KITCHEN GARDEN A brick-built kitchen garden (c 1800, listed grade II) stands c 50m north-east of the House. A large number of mid C20 glasshouses, built as part of Bristol City Council's nursery system, are mostly derelict although some are still in use by Cannington College.
OTHER LAND Blaise Hamlet, which Pevsner (1979) described as 'the ne plus ultra of picturesque layout and design' is located some 300m north-west of Blaise Castle House, and is now approached from Hallen Road. A footpath leads from the gate in the east boundary wall up six steps and through a shrubbery belt to the Hamlet's central green. To the south it is contained by a wall of 1812 (listed grade II). The Hamlet, which extends to approximately 0.8ha, was laid out and built in 1812 to designs by Nash in response to a commission from J S Harford to build nine estate cottages for former estate workers and employees. Each cottage (all listed grade I) is different, but with common design motifs, such as the tall chimneys, dormer windows, and overhanging eaves. A terraced walk runs past and links each cottage. The cottages are irregularly spaced around the undulating green which has a sundial and pump in the middle (1815, listed grade I). Nash's scheme included planting proposals to clothe the walls and porches of the cottages.

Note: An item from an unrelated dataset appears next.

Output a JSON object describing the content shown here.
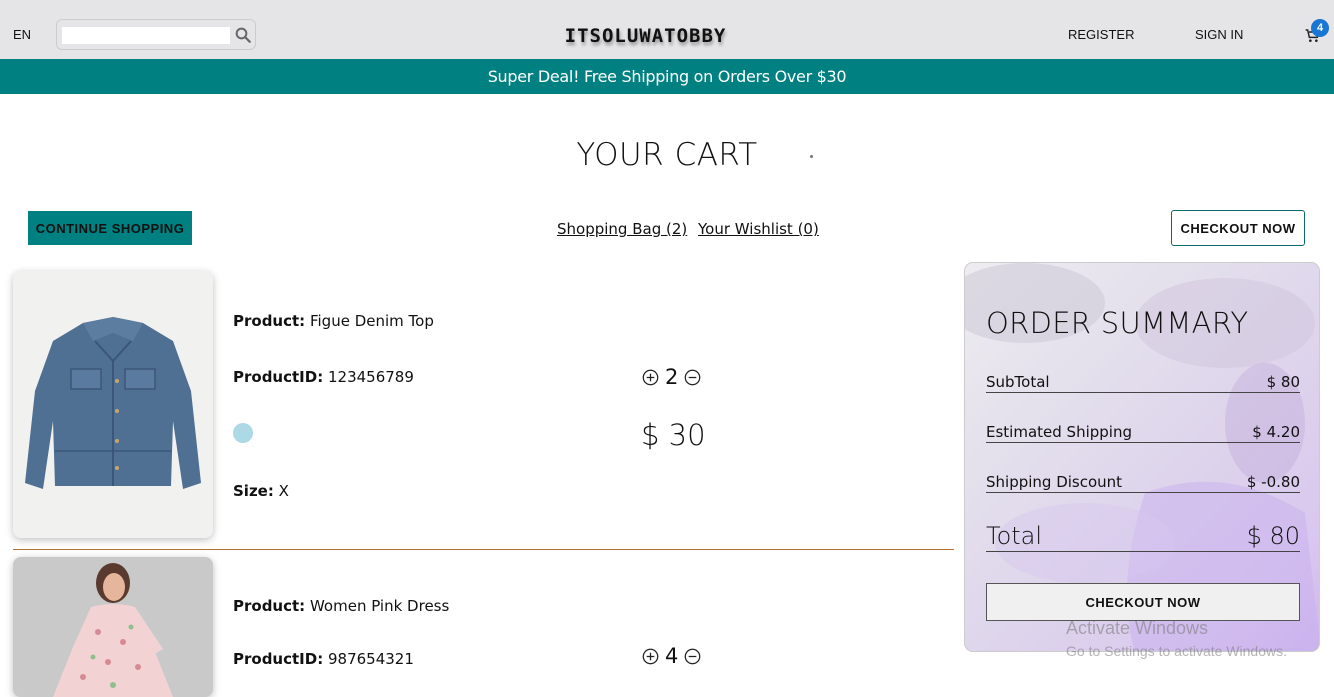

R Atkyns, The Ancient and Present State of Gloucestershire (1712), pp 473-4 N Temple, John Nash & the Village Picturesque (1979) N Pevsner, The Buildings of England: North Somerset and Bristol (1958, reprinted 1979), p 468 G Carter et al, Humphry Repton (1982), p 152 N Kingsley, The Country Houses of Gloucestershire, Volume Two, 1660-1830 (1992), pp 79-81 Blaise Castle Estate: Historic Landscape Survey and Management Plan, (Nicholas Pearson Associates 1993) S Daniels, Humphry Repton (1999), pp 48-9, 230-5 T Mowl, Historic Gardens of Gloucestershire (2002), pp 109-13
Maps Tithe map for Henbury parish, 1840 (Bristol Record Office)
OS 6" to 1 mile: 2nd edition published 1904 3rd edition published 1921 OS 25" to 1 mile: 1st edition published 1881
Illustrations J Kip, Henbury... The seat of Simon Harcourt Esq, 1712 (in Atkyns 1712) T Robins, View of Henbury, c 1755 (Bristol City Museum and Art Gallery) W Booth, View of Henbury, c 1780 (Blaise Castle House Museum) S H Grimm, topographical drawings, 1788 (Bristol City Museum and Art Gallery; British Library)
Archival items H Repton, Red Book for Blaise Castle, 1796 (Bristol City Museum and Art Gallery) H Repton, Red Book for Burley-on-the-Hill, 1796 (private collection) Harford Papers (Bristol Record Office)
Description written: October 2002 Register Inspector: DAL Edited: September 2003
The contents of this record have been generated from a legacy data system.
- Legacy System number:
- Legacy System:
- Parks and Gardens
This garden or other land is registered under the Historic Buildings and Ancient Monuments Act 1953 within the Register of Historic Parks and Gardens by Historic England for its special historic interest.
End of official listing